Broadford Secondary College celebrated NAIDOC Week last week with a series of activities including boomerang painting.
NAIDOC Week celebrates the history, culture and achievements of Aboriginal and Torres Strait Islander people.
This year’s theme ‘Always Was, Always Will Be’ recognises that First Nations people have occupied and cared for this continent for more than 65,000 years and acknowledges that Australia’s history did not begin with European contact.
While original plans for the school’s NAIDOC Week celebrations included a bush tucker barbecue, COVID-19 restrictions prevented that from taking place and new activities were arranged including quizzes and art.
On Wednesday afternoon, students were given the option of choosing from several different activities, entering a NAIDOC Week poster competition, painting boomerangs or playing traditional games.

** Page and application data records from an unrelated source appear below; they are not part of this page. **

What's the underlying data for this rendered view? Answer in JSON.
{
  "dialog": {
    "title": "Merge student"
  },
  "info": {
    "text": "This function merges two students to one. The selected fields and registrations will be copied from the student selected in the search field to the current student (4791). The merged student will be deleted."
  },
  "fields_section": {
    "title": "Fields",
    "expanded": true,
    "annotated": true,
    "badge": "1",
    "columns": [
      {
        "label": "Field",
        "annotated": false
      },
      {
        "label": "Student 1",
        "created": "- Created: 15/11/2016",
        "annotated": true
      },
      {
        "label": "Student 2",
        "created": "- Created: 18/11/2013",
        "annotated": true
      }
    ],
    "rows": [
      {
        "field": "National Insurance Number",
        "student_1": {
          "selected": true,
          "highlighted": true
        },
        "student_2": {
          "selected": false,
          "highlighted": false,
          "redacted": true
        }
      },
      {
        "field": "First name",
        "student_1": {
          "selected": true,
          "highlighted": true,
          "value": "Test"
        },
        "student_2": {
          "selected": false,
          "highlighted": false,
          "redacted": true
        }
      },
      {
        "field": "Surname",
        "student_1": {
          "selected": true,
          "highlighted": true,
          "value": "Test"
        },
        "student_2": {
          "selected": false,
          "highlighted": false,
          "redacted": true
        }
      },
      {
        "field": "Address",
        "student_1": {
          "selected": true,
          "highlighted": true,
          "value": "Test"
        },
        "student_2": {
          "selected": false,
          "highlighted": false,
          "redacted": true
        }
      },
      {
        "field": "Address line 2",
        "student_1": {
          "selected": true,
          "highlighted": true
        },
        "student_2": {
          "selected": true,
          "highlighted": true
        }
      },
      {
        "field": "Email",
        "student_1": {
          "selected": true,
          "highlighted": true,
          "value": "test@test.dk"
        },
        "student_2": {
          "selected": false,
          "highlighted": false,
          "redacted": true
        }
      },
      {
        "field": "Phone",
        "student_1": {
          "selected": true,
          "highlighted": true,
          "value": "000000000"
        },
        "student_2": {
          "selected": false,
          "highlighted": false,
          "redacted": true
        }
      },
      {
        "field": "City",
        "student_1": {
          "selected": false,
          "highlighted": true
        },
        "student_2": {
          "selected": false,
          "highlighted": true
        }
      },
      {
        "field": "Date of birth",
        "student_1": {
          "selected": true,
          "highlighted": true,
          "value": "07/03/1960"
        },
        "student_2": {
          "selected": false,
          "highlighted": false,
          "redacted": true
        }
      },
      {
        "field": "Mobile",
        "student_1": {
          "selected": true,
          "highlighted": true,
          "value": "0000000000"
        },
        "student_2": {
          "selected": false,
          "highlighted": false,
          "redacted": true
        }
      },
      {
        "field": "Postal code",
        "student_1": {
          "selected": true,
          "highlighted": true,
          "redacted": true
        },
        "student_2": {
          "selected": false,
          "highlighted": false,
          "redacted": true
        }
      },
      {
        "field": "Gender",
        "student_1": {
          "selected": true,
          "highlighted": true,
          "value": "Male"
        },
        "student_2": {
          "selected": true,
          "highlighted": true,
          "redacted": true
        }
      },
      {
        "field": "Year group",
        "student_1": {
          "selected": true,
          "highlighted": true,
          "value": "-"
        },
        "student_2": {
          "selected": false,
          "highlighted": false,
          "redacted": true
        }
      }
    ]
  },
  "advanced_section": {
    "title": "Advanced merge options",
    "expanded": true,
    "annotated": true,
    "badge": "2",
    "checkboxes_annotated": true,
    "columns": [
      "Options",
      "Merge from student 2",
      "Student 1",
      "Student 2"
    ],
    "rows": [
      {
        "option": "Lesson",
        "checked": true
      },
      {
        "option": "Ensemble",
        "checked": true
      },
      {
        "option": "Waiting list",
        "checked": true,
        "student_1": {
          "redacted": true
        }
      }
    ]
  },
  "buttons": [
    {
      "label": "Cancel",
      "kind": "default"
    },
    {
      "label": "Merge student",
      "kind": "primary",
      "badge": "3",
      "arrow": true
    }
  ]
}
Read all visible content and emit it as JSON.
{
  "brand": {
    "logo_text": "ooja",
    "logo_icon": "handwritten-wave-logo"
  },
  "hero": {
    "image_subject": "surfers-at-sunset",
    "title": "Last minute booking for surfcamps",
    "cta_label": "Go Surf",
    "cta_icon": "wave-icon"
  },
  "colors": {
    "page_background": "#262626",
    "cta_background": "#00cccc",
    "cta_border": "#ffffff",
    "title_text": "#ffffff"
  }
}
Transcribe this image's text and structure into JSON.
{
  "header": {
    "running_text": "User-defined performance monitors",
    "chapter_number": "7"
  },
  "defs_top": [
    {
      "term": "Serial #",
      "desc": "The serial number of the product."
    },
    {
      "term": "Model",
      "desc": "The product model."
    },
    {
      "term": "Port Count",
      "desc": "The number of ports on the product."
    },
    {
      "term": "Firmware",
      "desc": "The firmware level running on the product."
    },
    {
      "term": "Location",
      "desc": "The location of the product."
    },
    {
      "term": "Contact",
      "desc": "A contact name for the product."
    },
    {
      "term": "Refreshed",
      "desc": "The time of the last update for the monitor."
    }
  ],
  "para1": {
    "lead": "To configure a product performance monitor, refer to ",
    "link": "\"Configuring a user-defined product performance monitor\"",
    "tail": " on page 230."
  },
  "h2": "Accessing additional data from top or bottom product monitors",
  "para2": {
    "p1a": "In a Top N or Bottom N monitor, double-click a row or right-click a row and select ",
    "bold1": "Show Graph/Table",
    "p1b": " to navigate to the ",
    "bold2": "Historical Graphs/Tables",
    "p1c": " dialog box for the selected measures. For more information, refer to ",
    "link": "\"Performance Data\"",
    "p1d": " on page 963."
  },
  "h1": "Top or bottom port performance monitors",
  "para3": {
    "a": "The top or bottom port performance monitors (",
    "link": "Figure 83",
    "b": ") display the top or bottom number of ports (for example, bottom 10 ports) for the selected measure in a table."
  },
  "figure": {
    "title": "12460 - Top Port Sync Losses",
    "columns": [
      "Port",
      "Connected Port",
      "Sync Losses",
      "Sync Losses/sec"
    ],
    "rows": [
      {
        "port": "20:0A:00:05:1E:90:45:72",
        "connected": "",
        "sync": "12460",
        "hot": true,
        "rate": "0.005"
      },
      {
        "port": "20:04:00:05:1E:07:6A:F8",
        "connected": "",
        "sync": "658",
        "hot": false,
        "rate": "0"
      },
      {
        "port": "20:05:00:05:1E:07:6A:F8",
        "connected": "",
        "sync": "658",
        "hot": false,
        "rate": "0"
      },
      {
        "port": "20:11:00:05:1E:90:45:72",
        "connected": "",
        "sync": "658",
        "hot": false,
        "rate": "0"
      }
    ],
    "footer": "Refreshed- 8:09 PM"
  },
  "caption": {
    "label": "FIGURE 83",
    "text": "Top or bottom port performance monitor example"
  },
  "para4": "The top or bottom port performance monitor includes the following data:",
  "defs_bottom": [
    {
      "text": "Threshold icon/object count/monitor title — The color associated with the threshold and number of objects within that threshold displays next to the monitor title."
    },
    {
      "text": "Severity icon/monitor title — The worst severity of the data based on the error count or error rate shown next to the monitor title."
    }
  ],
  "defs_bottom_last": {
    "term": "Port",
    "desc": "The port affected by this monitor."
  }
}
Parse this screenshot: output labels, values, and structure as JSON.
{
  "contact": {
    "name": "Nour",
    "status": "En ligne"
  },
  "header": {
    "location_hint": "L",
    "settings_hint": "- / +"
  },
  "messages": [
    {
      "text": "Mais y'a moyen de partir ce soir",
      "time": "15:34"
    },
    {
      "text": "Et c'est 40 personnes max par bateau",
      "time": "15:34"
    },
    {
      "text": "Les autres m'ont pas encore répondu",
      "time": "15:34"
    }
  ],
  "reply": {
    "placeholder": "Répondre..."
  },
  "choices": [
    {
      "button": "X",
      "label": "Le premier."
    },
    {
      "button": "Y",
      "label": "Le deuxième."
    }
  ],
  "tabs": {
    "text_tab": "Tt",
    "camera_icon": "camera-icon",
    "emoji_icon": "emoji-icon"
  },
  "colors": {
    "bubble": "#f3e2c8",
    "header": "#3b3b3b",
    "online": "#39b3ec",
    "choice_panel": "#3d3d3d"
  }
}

Teacher and Koori support worker Crystal Sheehan said students were more excited to take part in an activity when they were given the choice.
“They’re always excited about art and I think what makes it a more appealing is that the kids have chosen which activities they do in the afternoon… they’ve chosen to be here because they’re excited about it and want to get involved,” she said.
Ms Sheehan said NAIDOC Week is especially important at Broadford Secondary College, home to 25 Indigenous students.
“Some of them are really excited about it and really look forward to getting involved, some of them like to take a step back and watch it all happen and watch everyone else getting involved with it as well,” Ms Sheehan said.
“I think it’s really important to acknowledge that it’s NAIDOC Week and celebrate the traditional owners and I think it’s important for the kids to see us doing that.
“I think that some of them aren’t sure of what’s happening, so it’s really raising awareness and bringing their attention to it, so we get a fair few of questions about NAIDOC Week and why we are doing this and I’m happy to answer it and they’re like, ‘this is exciting, let’s get involved’.”